By Art Martens
Eric Goodfellow of Princeton may be the only individual who ever walked the rugged mountainous trail from Princeton to Hope at the age of 7.
He sent me an e-mail after reading my column about Bill Robinson’s cabin at Camp Defiance along the Hope-Princeton Highway. My research had not led me to any living persons who had walked the trail in those early years. For this reason his words surprised me. “I walked with my father from Princeton to Hope in 1934. We stopped in at the cabin and visited with Bill Robinson. He gave us coffee with sugar.”
Hoping he might be able to expand my understanding of this aspect of BC geography and history, I invited him for coffee and a conversation. When he arrived at my home in Hedley at 10:00 a.m. as arranged, I sensed immediately that he is a congenial individual who enjoys people. He began by saying, “In 1927 my father, Reverend John C. Goodfellow, was invited to become pastor of the United Church in Princeton. I was only 6 weeks old when we moved from Victoria. The first time I walked the trail with him was in 1934. All I carried that time was a pillow. He carried our sleeping bags and food.”
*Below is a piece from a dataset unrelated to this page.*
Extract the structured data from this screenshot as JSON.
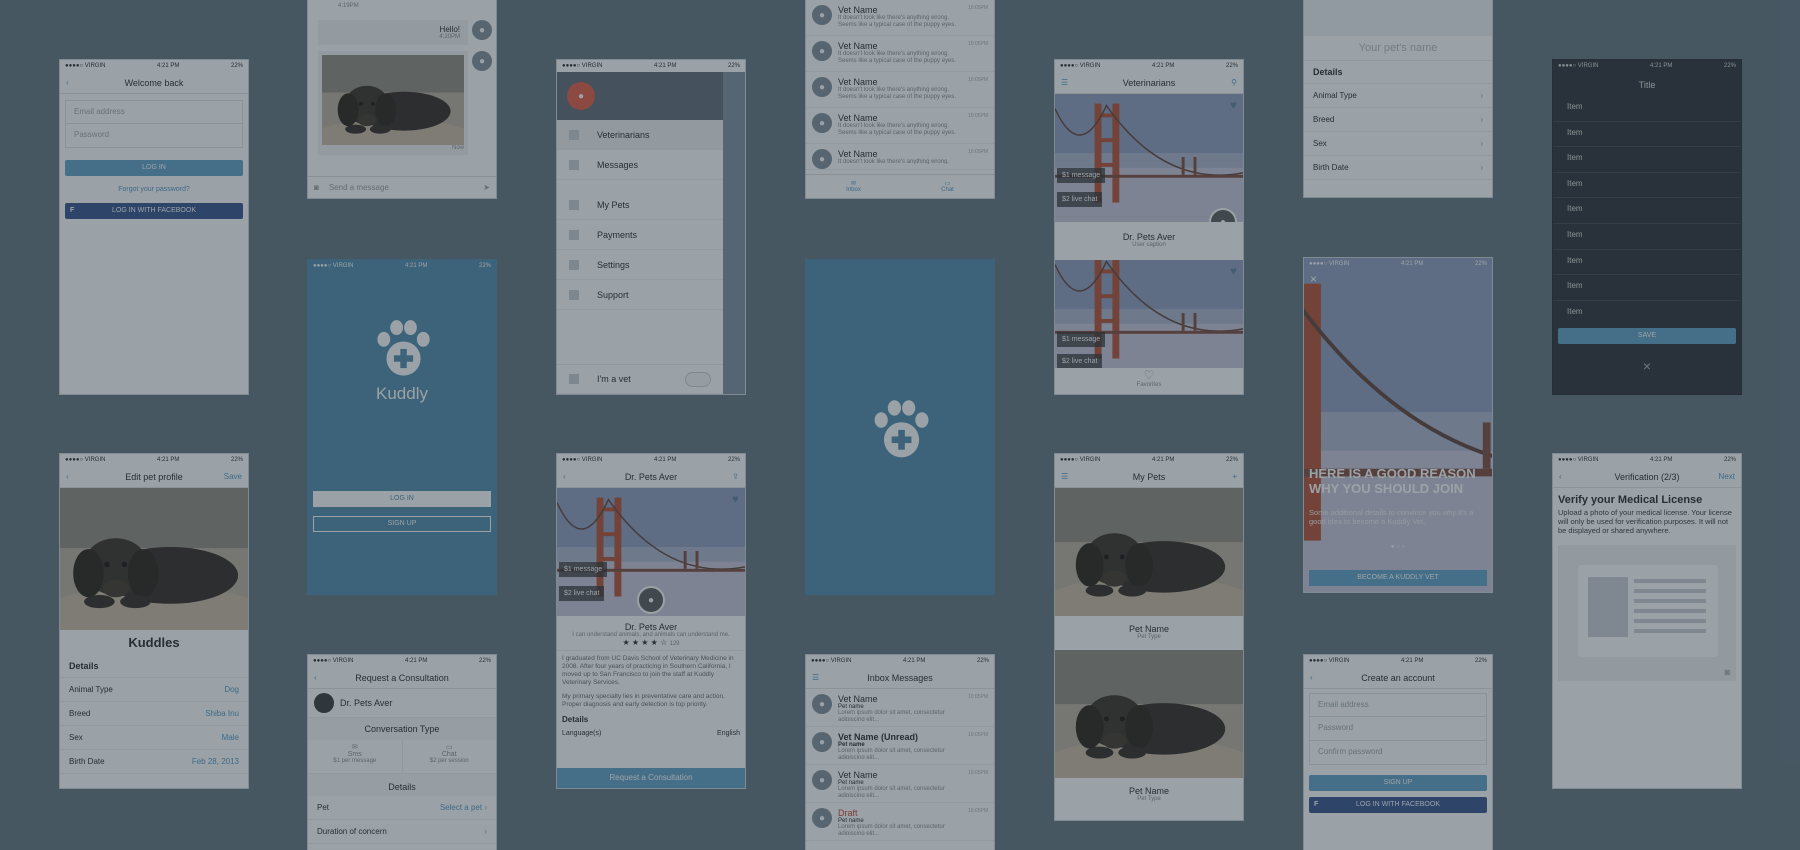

In answer to my question as to his father’s motivation for undertaking such an arduous and unlikely trek, Eric said, “He took along 10-15 boys. They were mostly from the Sunday School in his church, but other boys were welcome. He didn’t talk much about religion on these walks. I think he just wanted to develop relationships with the boys and build into their young lives. He walked the trail 19 times, always starting out on the first Monday of July. All told he took along a total of about 250 boys. The last 2 years a Mrs. Busche came along, each time with a group of girls.”
They began their trek on the section of highway from Princeton to Fraser Camp, (the Whipsaw Creek area),where the road ended at that time. “From there we climbed the Dewdney Trail up the mountain to about the 7000 foot level,” he said. “At the top we removed our shoes and socks and stuck our feet into the ice cold water of a lake. That was very refreshing.”
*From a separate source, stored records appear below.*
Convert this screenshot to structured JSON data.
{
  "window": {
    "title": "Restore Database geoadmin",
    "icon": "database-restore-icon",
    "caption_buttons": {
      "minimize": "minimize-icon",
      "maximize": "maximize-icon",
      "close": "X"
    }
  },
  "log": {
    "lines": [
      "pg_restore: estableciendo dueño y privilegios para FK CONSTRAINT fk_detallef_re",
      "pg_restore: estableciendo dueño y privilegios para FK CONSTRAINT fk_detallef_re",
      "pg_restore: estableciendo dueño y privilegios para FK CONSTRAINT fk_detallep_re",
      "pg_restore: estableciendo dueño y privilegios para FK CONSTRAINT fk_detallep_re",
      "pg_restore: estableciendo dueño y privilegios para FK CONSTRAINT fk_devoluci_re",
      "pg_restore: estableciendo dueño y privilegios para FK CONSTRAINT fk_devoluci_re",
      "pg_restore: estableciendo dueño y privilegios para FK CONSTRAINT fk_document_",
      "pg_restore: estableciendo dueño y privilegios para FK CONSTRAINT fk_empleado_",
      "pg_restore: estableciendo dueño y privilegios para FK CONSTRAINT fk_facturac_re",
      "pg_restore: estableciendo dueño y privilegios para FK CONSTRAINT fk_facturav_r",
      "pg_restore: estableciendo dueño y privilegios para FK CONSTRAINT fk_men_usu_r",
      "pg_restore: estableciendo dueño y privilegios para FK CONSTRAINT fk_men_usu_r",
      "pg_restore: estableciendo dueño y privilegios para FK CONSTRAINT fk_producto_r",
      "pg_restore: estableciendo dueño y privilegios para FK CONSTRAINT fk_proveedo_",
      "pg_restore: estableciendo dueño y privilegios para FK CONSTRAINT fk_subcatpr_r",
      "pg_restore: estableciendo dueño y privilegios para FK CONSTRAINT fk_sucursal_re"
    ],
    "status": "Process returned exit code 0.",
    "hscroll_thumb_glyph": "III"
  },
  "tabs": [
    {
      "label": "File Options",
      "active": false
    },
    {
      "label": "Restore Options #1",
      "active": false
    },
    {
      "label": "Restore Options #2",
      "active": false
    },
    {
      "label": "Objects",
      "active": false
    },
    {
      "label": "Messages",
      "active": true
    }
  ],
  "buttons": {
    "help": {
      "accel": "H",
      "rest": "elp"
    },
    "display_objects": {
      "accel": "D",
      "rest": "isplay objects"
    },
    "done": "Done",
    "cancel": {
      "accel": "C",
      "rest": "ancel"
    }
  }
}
“There were places where the trail was overgrown and narrow. In the morning the branches were wet with dew. They slapped our faces and bodies. By noon our clothes were soaked and we built a fire to dry ourselves. We rarely saw anyone else on the trail. At night we cut boughs and placed our sleeping bags on them. We didn’t have tents. We built a big fire to keep away the animals.”
The only adverse incident Eric remembers is when a boy placed a full can of pork’n beans on the fire without first poking holes in the top. “It exploded and we were all covered with beans.” It was probably a minor disaster. He laughs now at the memory.
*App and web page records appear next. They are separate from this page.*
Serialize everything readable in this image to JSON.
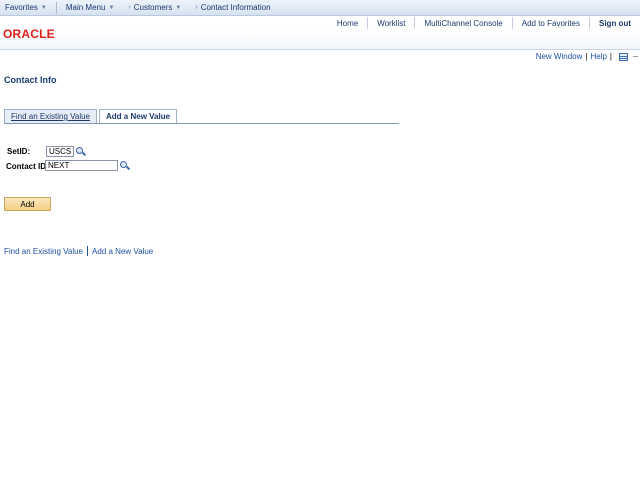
{
  "menubar": {
    "favorites": "Favorites",
    "main_menu": "Main Menu",
    "breadcrumbs": [
      "Customers",
      "Contact Information"
    ]
  },
  "header": {
    "logo": "ORACLE",
    "links": {
      "home": "Home",
      "worklist": "Worklist",
      "multichannel": "MultiChannel Console",
      "add_favorites": "Add to Favorites",
      "sign_out": "Sign out"
    }
  },
  "utility": {
    "new_window": "New Window",
    "help": "Help"
  },
  "page": {
    "title": "Contact Info"
  },
  "tabs": {
    "find_existing": "Find an Existing Value",
    "add_new": "Add a New Value"
  },
  "form": {
    "setid_label": "SetID:",
    "setid_value": "USCSP",
    "contact_id_label": "Contact ID:",
    "contact_id_value": "NEXT",
    "add_button": "Add"
  },
  "bottom_links": {
    "find_existing": "Find an Existing Value",
    "add_new": "Add a New Value"
  }
}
“When we got to Hope,” Eric said, “Mr. Thacker let us pick big ripe strawberries in his field. We put them in our bowls and poured cream on them from a small Pacific Milk can.” With his fingers he indicated the can was about 3 inches tall. Getting cleaned up after nearly a week in the wilderness was another highlight for the boys. “The manager of the Commercial Hotel let us wash up.”
In our conversation he returned a couple of times to the delicious strawberries with cream and the opportunity to wash off the grime. His appreciation is still very evident. “Saturday at midnight,” he said, “we got on the Kettle Valley CPR train and arrived in Princeton at 4 am.” Eric did the walk with his father seven times.
In 1946 he undertook one more adventure through the difficult terrain, this time driving a Model A Ford on the as yet incomplete Hope-Princeton Highway. “They hadn’t built bridges over the creeks,” he said. “We had to drive through them. There was a bridge over the Sumallo River not far from Bill Robinson’s cabin though, and I stopped in and had a very pleasant visit with him.” At the end of our conversation, I felt as though I had been at Eric’s side on the trail, experiencing the rigours and joys of this momentous adventure.
Source:: Living Significantly